• Can we conduct this flight at an acceptable level of risk?
• What are the available mitigations?
• Formulate a plan using available resources to conduct the flight
• Review the plan
FRMS Implementation (the real truth!)
There is no ‘off-the-shelf’ version of an FRMS that will suit all
An FRMS needs to be developed, understood and managed by
people who have comprehensive experience in the complex
operational environment to which it will apply;
A fully functioning FRMS doesn’t happen overnight;
Implementation is necessarily accomplished in phases;
Ops Conference 55 16-18 April 2012, Rio de Janeiro
• Pairing/Roster Comparisons
• New Routes
• Evaluation of Mitigations
• Incident Investigation
• Complaint Resolution
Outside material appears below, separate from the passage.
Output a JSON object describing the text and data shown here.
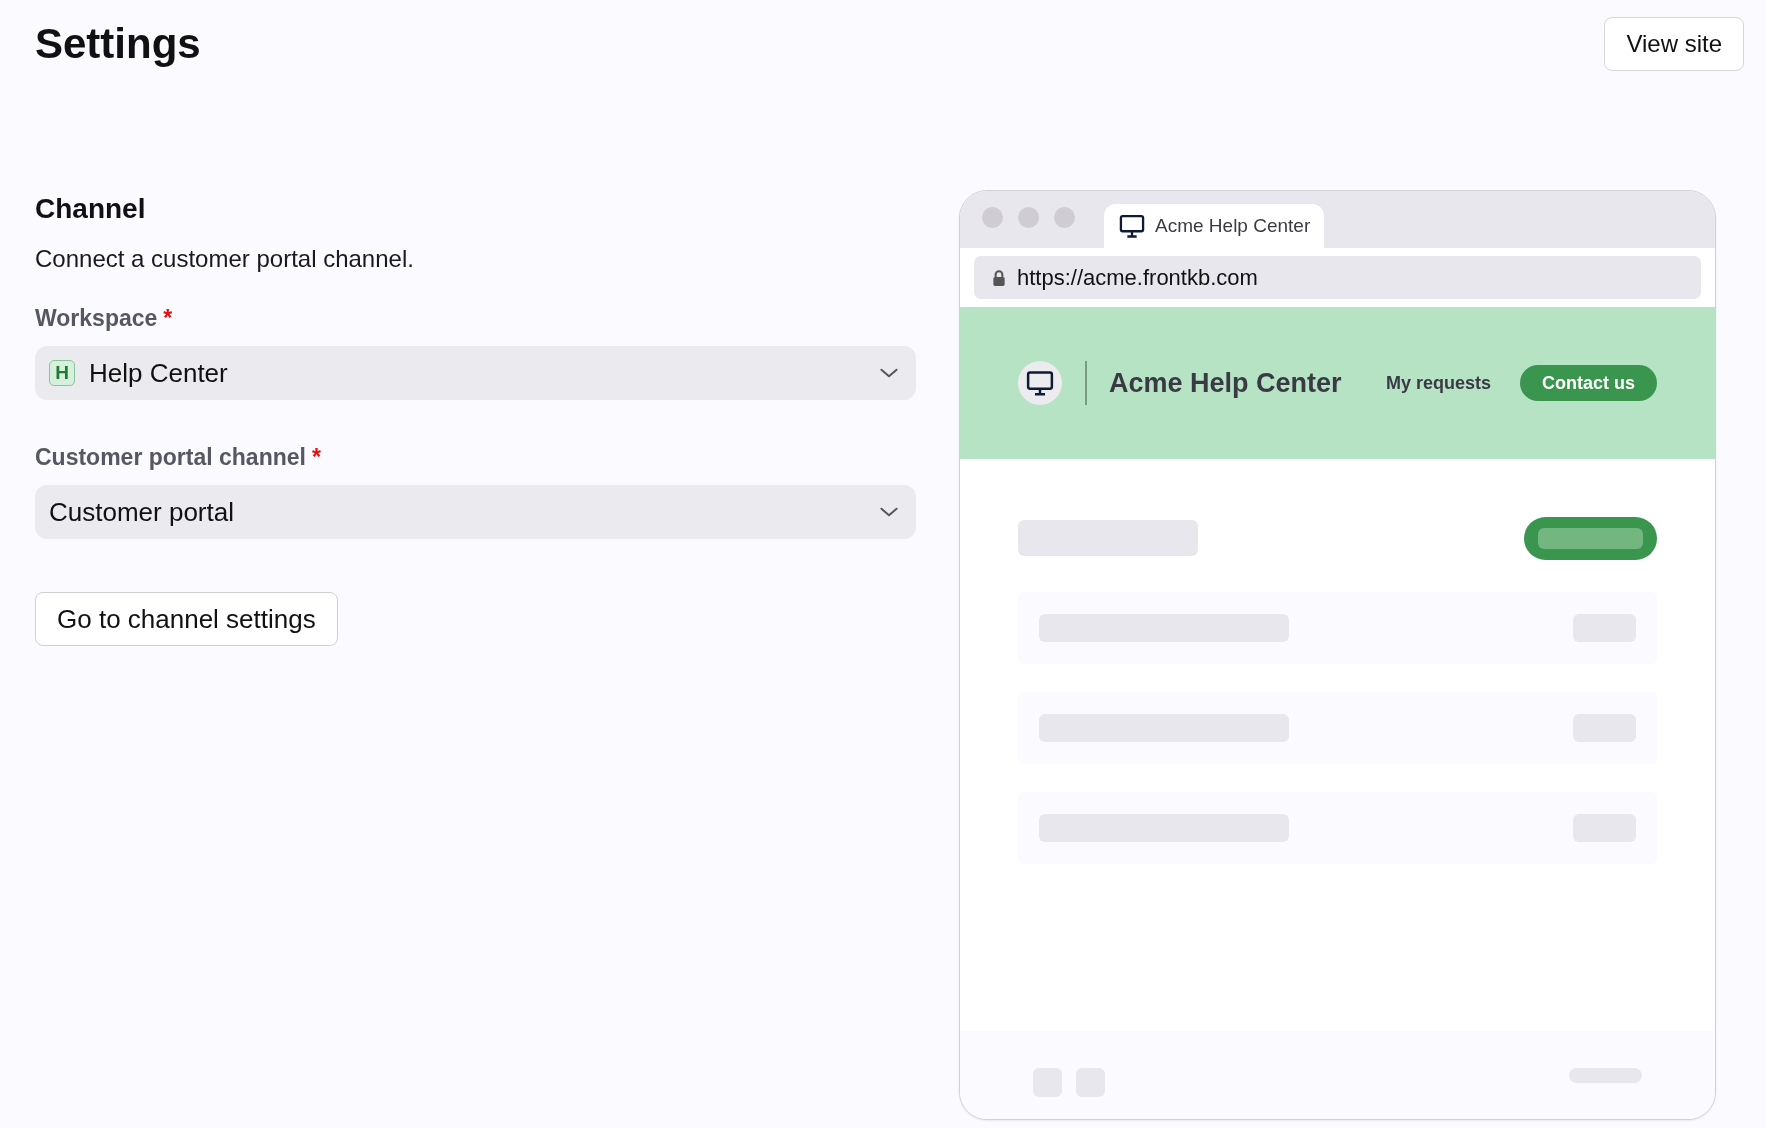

• Evaluation of New Regulations
Not Used for:
• Firm Go/No Go Decisions
The Circadian Component
The circadian component
of alertness follows a
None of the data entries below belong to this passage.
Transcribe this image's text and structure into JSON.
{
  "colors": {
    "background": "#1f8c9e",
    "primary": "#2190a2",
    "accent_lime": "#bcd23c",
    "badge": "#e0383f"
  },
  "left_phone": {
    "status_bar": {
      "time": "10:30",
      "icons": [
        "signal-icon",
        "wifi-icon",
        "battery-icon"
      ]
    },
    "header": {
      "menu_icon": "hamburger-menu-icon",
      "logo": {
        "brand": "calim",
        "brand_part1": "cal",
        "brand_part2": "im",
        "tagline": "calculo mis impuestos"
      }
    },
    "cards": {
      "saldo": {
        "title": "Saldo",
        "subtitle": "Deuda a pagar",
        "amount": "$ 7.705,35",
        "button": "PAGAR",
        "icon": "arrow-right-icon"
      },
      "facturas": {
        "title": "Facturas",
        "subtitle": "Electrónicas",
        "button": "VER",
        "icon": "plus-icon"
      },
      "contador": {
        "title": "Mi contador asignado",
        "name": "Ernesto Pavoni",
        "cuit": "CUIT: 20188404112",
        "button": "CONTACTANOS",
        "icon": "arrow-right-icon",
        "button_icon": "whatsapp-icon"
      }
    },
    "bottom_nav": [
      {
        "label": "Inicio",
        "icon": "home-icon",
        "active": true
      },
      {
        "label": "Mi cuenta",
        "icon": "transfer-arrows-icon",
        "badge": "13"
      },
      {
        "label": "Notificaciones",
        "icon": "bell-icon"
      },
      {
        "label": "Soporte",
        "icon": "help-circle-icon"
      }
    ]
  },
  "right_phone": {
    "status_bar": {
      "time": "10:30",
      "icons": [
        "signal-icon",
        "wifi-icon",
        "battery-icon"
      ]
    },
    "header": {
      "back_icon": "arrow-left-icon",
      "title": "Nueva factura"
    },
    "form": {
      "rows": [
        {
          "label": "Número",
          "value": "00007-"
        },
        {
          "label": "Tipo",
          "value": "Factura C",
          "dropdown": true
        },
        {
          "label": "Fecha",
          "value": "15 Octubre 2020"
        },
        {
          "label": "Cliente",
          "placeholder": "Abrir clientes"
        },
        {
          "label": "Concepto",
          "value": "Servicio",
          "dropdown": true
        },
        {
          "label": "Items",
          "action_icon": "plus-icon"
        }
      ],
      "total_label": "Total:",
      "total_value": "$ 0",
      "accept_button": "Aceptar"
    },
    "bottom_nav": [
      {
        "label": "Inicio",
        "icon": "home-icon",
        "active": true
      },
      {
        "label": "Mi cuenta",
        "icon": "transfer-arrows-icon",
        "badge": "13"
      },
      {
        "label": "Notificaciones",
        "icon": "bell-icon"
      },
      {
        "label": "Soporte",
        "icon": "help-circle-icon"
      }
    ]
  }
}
The peak in the late
The trough is in the
copyright frms int ltd.
0 2 4 6 8 10 12 14 16 18 20 22 24
Time of day (h)
The Alertness Component
Alertness is low immediately
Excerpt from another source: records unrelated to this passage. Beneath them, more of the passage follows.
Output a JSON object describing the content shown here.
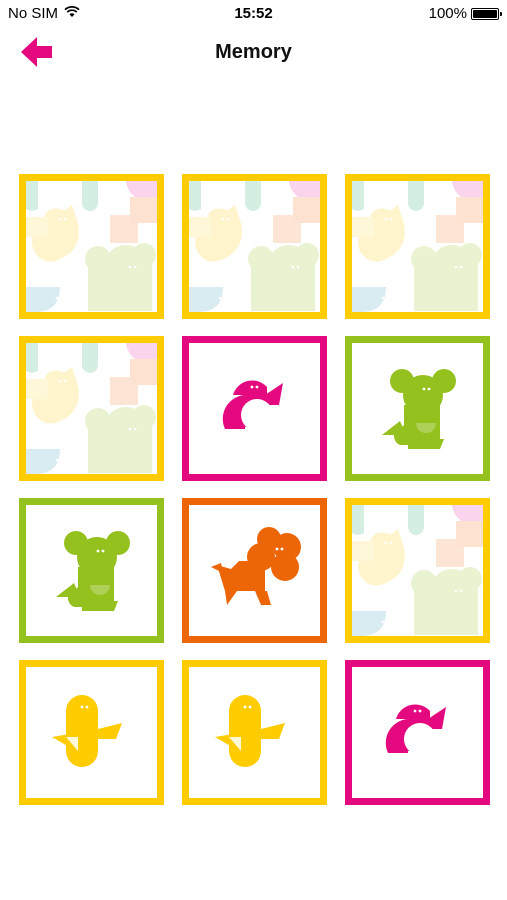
{
  "status_bar": {
    "carrier": "No SIM",
    "time": "15:52",
    "battery": "100%",
    "wifi_icon": "wifi-icon",
    "battery_icon": "battery-icon"
  },
  "nav": {
    "title": "Memory",
    "back_icon": "arrow-left-icon"
  },
  "colors": {
    "yellow": "#ffcc00",
    "pink": "#e5097f",
    "green": "#95c11f",
    "orange": "#ec6608"
  },
  "board": {
    "rows": 4,
    "columns": 3,
    "cards": [
      {
        "state": "face-down",
        "animal": "",
        "color": "#ffcc00"
      },
      {
        "state": "face-down",
        "animal": "",
        "color": "#ffcc00"
      },
      {
        "state": "face-down",
        "animal": "",
        "color": "#ffcc00"
      },
      {
        "state": "face-down",
        "animal": "",
        "color": "#ffcc00"
      },
      {
        "state": "face-up",
        "animal": "penguin",
        "color": "#e5097f"
      },
      {
        "state": "face-up",
        "animal": "koala",
        "color": "#95c11f"
      },
      {
        "state": "face-up",
        "animal": "koala",
        "color": "#95c11f"
      },
      {
        "state": "face-up",
        "animal": "lion",
        "color": "#ec6608"
      },
      {
        "state": "face-down",
        "animal": "",
        "color": "#ffcc00"
      },
      {
        "state": "face-up",
        "animal": "duck",
        "color": "#ffcc00"
      },
      {
        "state": "face-up",
        "animal": "duck",
        "color": "#ffcc00"
      },
      {
        "state": "face-up",
        "animal": "penguin",
        "color": "#e5097f"
      }
    ]
  }
}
• Effect of sleep inertia
It increases to a peak 2-4
hours after waking
Thereafter it decreases
copyright frms int ltd.
0 2 4 6 8 10 12 14 16 18
Time since sleep (h)
5 models commercially available
3 models public domain (maybe more)
1 model produced by an operator.
No International Standards.
No International Validation Process.
Experience with Most has Been Outside of Aviation.
Straight Science vs. Reality
Which Model is the Best?
Over Reliance by Stakeholders
Accuracy of Predictions-Limited Data
Accounting for Crew Mitigations
Additional Constraint During Optimization
IATA, ICAO, IFALPA FRMS Seminars:
• All Stakeholders invited and encouraged to
- Pilot Associations;
• Deliver a consistent message with a
IATA FRMS TASK FORCE
Provide assistance and guidance to Industry with FRMS
Collaborate with Regulators;
Safety Performance Measures;
Acceptance and use of credible Scientific Principles / Data;
Identification of Models / “Experts”;
Common Data Reporting;
Training ~ including CBT training for front line employees (regulatory
Inclusion of fatigue management provisions into IOSA;
Opportunities – CBT Training
CBT Training under development
• Flight Crew
• Cabin Crew
• Dispatch / Ops Control
• Crew Scheduling / Crew Planning
Opportunities - IOSA
FRMS concept introduced as
Guidance Material in ISM Edition 6
effective by September 2012.
• Applicable to Flight and Cabin
- FLT 3.4.3
- CAB 3.1.4
Overall an FRMS may offer a way to more safely conduct flights by
offering flexibility that may not be available within regulatory limits;
An FRMS complements prescriptive flight time, duty, and rest
Improves operational efficiency;
Provides for a performance-based regulatory approach that is
“tailored” to an operator’s specific operation;
José Alexandre.T.G. Fregnani
AssistantDirector – Safety & Flight Operations
Tel: +55 11 2187 4236
and serve the